INSTRUCTIONS TO FOLLOW: A verbatim copy of every entry is required.

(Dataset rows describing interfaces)
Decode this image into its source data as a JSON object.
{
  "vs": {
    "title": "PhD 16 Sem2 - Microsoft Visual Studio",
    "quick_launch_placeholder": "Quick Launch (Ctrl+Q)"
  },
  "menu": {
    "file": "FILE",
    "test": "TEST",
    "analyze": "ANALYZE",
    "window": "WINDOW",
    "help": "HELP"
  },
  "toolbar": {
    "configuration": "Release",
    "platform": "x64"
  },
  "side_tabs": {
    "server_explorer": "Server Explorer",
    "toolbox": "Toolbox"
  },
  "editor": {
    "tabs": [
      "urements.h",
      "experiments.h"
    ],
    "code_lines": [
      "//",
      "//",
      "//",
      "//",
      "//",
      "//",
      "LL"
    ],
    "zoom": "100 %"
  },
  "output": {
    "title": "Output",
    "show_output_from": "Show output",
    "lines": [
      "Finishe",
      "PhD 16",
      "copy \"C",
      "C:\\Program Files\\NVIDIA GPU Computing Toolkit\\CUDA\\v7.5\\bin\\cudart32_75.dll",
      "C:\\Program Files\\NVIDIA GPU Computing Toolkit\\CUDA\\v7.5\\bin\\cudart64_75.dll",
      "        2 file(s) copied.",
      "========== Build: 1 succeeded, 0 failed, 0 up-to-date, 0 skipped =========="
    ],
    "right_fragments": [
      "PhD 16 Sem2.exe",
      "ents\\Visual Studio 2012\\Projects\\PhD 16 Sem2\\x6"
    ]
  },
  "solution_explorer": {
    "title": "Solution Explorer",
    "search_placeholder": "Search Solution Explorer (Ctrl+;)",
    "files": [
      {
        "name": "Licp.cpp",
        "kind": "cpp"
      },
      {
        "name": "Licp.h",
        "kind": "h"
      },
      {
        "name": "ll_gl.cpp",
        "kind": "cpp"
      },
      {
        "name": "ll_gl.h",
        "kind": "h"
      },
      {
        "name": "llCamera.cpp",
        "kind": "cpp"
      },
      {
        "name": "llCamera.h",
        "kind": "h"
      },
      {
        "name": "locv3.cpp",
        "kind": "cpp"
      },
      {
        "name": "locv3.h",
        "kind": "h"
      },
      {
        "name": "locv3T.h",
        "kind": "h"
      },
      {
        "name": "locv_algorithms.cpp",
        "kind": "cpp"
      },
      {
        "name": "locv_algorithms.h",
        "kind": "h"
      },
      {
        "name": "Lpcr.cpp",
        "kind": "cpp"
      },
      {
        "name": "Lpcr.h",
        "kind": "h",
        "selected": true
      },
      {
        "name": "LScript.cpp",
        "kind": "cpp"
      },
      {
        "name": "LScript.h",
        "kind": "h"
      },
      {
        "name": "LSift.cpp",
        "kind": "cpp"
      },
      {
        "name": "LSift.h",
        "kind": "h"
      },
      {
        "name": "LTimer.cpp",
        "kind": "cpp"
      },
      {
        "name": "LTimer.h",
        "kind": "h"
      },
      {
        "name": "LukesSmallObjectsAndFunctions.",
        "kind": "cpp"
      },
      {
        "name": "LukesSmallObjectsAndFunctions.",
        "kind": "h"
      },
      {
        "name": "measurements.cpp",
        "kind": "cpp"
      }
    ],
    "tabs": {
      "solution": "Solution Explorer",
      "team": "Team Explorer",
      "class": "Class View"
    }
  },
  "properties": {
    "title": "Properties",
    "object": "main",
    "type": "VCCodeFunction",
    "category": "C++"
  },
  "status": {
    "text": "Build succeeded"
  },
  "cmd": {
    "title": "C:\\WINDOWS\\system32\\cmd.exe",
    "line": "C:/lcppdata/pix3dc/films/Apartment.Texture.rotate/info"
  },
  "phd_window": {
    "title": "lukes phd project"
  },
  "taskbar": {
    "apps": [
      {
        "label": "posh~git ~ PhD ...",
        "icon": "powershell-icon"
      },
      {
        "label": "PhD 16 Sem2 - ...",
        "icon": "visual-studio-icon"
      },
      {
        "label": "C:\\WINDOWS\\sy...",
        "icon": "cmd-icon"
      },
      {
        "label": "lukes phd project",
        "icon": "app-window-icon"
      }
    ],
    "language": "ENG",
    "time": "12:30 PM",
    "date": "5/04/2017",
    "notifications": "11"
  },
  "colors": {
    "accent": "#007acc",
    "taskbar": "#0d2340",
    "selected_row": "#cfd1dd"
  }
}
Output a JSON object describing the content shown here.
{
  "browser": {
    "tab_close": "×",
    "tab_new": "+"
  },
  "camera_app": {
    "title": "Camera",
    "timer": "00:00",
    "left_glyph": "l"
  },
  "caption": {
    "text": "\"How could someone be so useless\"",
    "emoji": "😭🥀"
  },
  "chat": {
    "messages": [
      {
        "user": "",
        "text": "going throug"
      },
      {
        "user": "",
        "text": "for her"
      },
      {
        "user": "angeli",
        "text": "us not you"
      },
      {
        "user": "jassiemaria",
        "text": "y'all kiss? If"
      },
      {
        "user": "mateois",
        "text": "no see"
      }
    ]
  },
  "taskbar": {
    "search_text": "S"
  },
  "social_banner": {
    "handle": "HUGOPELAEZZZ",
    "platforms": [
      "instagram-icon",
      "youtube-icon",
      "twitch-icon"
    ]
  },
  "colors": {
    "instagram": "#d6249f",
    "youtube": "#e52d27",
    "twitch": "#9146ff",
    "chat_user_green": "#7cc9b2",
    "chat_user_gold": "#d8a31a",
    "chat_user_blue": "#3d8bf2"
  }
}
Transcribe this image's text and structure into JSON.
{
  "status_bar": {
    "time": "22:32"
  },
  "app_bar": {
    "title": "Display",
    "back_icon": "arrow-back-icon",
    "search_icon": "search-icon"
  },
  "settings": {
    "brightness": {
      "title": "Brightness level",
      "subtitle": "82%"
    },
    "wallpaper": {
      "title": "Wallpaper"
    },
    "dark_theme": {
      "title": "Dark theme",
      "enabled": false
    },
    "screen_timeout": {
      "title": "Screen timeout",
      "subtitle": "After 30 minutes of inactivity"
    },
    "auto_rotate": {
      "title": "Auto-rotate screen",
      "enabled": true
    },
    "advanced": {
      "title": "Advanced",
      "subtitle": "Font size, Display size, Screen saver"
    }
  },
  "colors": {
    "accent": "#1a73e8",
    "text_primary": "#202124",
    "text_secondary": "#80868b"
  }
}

REPLY TO THE EXERCISE:
Decode this image into its source data as a JSON object.
{
  "vs": {
    "title": "PhD 16 Sem2 - Microsoft Visual Studio",
    "quick_launch_placeholder": "Quick Launch (Ctrl+Q)"
  },
  "menu": {
    "file": "FILE",
    "test": "TEST",
    "analyze": "ANALYZE",
    "window": "WINDOW",
    "help": "HELP"
  },
  "toolbar": {
    "configuration": "Release",
    "platform": "x64"
  },
  "side_tabs": {
    "server_explorer": "Server Explorer",
    "toolbox": "Toolbox"
  },
  "editor": {
    "tabs": [
      "urements.h",
      "experiments.h"
    ],
    "code_lines": [
      "//",
      "//",
      "//",
      "//",
      "//",
      "//",
      "LL"
    ],
    "zoom": "100 %"
  },
  "output": {
    "title": "Output",
    "show_output_from": "Show output",
    "lines": [
      "Finishe",
      "PhD 16",
      "copy \"C",
      "C:\\Program Files\\NVIDIA GPU Computing Toolkit\\CUDA\\v7.5\\bin\\cudart32_75.dll",
      "C:\\Program Files\\NVIDIA GPU Computing Toolkit\\CUDA\\v7.5\\bin\\cudart64_75.dll",
      "        2 file(s) copied.",
      "========== Build: 1 succeeded, 0 failed, 0 up-to-date, 0 skipped =========="
    ],
    "right_fragments": [
      "PhD 16 Sem2.exe",
      "ents\\Visual Studio 2012\\Projects\\PhD 16 Sem2\\x6"
    ]
  },
  "solution_explorer": {
    "title": "Solution Explorer",
    "search_placeholder": "Search Solution Explorer (Ctrl+;)",
    "files": [
      {
        "name": "Licp.cpp",
        "kind": "cpp"
      },
      {
        "name": "Licp.h",
        "kind": "h"
      },
      {
        "name": "ll_gl.cpp",
        "kind": "cpp"
      },
      {
        "name": "ll_gl.h",
        "kind": "h"
      },
      {
        "name": "llCamera.cpp",
        "kind": "cpp"
      },
      {
        "name": "llCamera.h",
        "kind": "h"
      },
      {
        "name": "locv3.cpp",
        "kind": "cpp"
      },
      {
        "name": "locv3.h",
        "kind": "h"
      },
      {
        "name": "locv3T.h",
        "kind": "h"
      },
      {
        "name": "locv_algorithms.cpp",
        "kind": "cpp"
      },
      {
        "name": "locv_algorithms.h",
        "kind": "h"
      },
      {
        "name": "Lpcr.cpp",
        "kind": "cpp"
      },
      {
        "name": "Lpcr.h",
        "kind": "h",
        "selected": true
      },
      {
        "name": "LScript.cpp",
        "kind": "cpp"
      },
      {
        "name": "LScript.h",
        "kind": "h"
      },
      {
        "name": "LSift.cpp",
        "kind": "cpp"
      },
      {
        "name": "LSift.h",
        "kind": "h"
      },
      {
        "name": "LTimer.cpp",
        "kind": "cpp"
      },
      {
        "name": "LTimer.h",
        "kind": "h"
      },
      {
        "name": "LukesSmallObjectsAndFunctions.",
        "kind": "cpp"
      },
      {
        "name": "LukesSmallObjectsAndFunctions.",
        "kind": "h"
      },
      {
        "name": "measurements.cpp",
        "kind": "cpp"
      }
    ],
    "tabs": {
      "solution": "Solution Explorer",
      "team": "Team Explorer",
      "class": "Class View"
    }
  },
  "properties": {
    "title": "Properties",
    "object": "main",
    "type": "VCCodeFunction",
    "category": "C++"
  },
  "status": {
    "text": "Build succeeded"
  },
  "cmd": {
    "title": "C:\\WINDOWS\\system32\\cmd.exe",
    "line": "C:/lcppdata/pix3dc/films/Apartment.Texture.rotate/info"
  },
  "phd_window": {
    "title": "lukes phd project"
  },
  "taskbar": {
    "apps": [
      {
        "label": "posh~git ~ PhD ...",
        "icon": "powershell-icon"
      },
      {
        "label": "PhD 16 Sem2 - ...",
        "icon": "visual-studio-icon"
      },
      {
        "label": "C:\\WINDOWS\\sy...",
        "icon": "cmd-icon"
      },
      {
        "label": "lukes phd project",
        "icon": "app-window-icon"
      }
    ],
    "language": "ENG",
    "time": "12:30 PM",
    "date": "5/04/2017",
    "notifications": "11"
  },
  "colors": {
    "accent": "#007acc",
    "taskbar": "#0d2340",
    "selected_row": "#cfd1dd"
  }
}
Output a JSON object describing the content shown here.
{
  "browser": {
    "tab_close": "×",
    "tab_new": "+"
  },
  "camera_app": {
    "title": "Camera",
    "timer": "00:00",
    "left_glyph": "l"
  },
  "caption": {
    "text": "\"How could someone be so useless\"",
    "emoji": "😭🥀"
  },
  "chat": {
    "messages": [
      {
        "user": "",
        "text": "going throug"
      },
      {
        "user": "",
        "text": "for her"
      },
      {
        "user": "angeli",
        "text": "us not you"
      },
      {
        "user": "jassiemaria",
        "text": "y'all kiss? If"
      },
      {
        "user": "mateois",
        "text": "no see"
      }
    ]
  },
  "taskbar": {
    "search_text": "S"
  },
  "social_banner": {
    "handle": "HUGOPELAEZZZ",
    "platforms": [
      "instagram-icon",
      "youtube-icon",
      "twitch-icon"
    ]
  },
  "colors": {
    "instagram": "#d6249f",
    "youtube": "#e52d27",
    "twitch": "#9146ff",
    "chat_user_green": "#7cc9b2",
    "chat_user_gold": "#d8a31a",
    "chat_user_blue": "#3d8bf2"
  }
}
Transcribe this image's text and structure into JSON.
{
  "status_bar": {
    "time": "22:32"
  },
  "app_bar": {
    "title": "Display",
    "back_icon": "arrow-back-icon",
    "search_icon": "search-icon"
  },
  "settings": {
    "brightness": {
      "title": "Brightness level",
      "subtitle": "82%"
    },
    "wallpaper": {
      "title": "Wallpaper"
    },
    "dark_theme": {
      "title": "Dark theme",
      "enabled": false
    },
    "screen_timeout": {
      "title": "Screen timeout",
      "subtitle": "After 30 minutes of inactivity"
    },
    "auto_rotate": {
      "title": "Auto-rotate screen",
      "enabled": true
    },
    "advanced": {
      "title": "Advanced",
      "subtitle": "Font size, Display size, Screen saver"
    }
  },
  "colors": {
    "accent": "#1a73e8",
    "text_primary": "#202124",
    "text_secondary": "#80868b"
  }
}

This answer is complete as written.